DATA RECORDS: Begin
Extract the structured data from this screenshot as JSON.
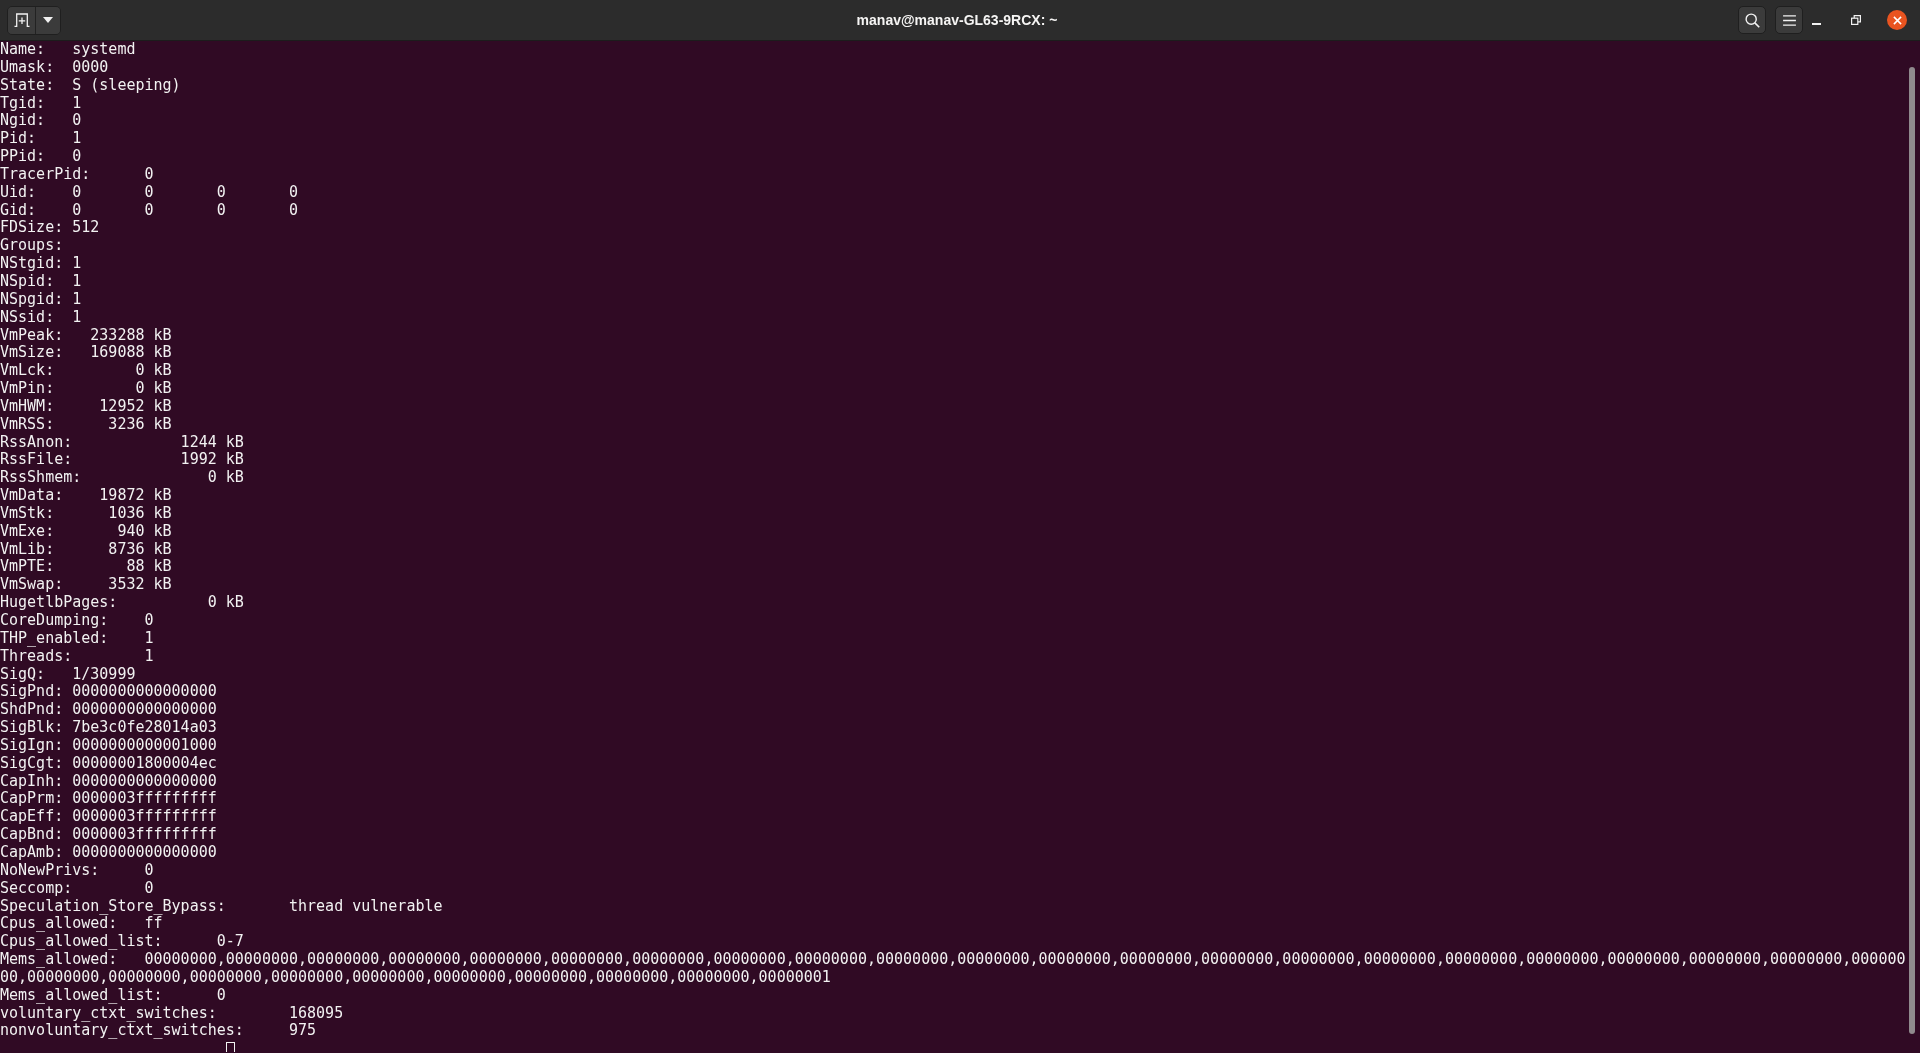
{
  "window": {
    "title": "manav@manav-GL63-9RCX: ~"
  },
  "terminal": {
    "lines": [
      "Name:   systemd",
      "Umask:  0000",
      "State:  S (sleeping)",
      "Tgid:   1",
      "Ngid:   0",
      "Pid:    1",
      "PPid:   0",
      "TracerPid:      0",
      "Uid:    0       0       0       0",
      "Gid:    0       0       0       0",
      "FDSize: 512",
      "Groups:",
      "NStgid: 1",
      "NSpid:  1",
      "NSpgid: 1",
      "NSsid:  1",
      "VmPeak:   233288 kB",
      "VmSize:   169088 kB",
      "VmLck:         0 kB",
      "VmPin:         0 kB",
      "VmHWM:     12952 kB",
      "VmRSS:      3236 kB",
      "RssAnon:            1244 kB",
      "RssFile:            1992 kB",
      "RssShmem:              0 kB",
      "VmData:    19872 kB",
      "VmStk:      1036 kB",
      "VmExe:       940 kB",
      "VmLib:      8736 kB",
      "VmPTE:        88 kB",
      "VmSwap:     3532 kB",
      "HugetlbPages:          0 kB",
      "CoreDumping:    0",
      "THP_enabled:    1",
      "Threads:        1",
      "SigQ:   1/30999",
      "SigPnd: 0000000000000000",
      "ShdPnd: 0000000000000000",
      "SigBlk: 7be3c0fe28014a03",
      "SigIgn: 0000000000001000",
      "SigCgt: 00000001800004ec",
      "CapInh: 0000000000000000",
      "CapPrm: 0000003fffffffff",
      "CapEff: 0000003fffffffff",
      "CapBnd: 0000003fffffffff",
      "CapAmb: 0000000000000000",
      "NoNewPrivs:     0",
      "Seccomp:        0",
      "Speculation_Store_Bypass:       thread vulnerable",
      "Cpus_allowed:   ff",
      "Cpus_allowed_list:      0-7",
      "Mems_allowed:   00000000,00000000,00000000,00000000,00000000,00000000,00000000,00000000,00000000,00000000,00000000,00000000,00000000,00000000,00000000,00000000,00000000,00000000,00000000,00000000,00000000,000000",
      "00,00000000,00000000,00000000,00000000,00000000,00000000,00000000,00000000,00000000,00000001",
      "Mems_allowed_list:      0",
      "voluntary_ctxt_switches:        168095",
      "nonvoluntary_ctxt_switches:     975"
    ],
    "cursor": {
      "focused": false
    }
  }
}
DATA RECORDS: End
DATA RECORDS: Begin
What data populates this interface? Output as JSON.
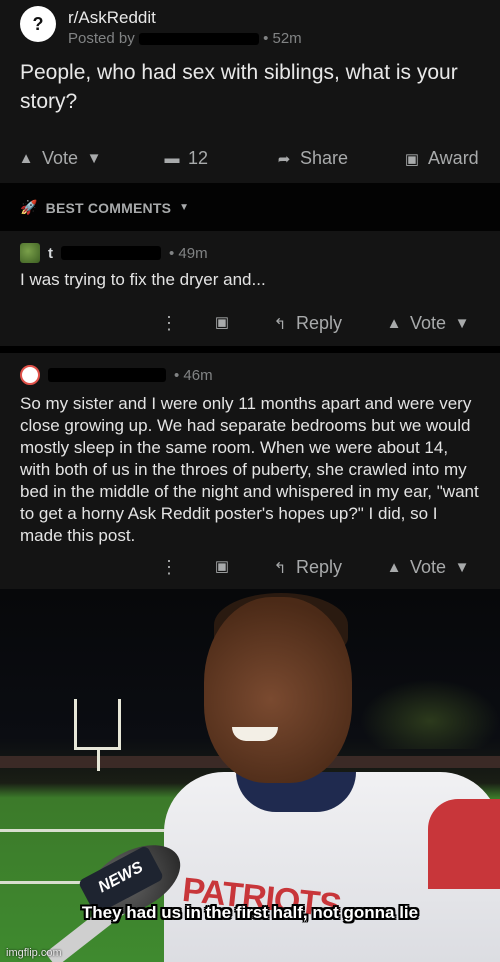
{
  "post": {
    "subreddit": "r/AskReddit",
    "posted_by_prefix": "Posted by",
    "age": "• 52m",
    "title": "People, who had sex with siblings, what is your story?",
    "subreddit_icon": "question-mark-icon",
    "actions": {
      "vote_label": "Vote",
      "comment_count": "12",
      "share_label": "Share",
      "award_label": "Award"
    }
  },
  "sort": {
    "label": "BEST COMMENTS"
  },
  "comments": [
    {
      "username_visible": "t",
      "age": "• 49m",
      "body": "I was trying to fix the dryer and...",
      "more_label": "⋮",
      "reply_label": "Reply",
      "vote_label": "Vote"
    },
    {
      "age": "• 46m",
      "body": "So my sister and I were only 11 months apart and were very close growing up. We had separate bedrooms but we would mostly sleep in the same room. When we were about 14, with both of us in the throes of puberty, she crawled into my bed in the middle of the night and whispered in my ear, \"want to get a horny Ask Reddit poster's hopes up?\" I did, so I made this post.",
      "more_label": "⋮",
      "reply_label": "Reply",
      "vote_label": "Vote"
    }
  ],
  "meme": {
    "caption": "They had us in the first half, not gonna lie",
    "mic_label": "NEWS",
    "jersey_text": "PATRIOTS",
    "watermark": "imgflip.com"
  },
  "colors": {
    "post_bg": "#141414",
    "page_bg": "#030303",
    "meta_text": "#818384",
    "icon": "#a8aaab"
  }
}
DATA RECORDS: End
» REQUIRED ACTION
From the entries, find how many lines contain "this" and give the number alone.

» RESULT
3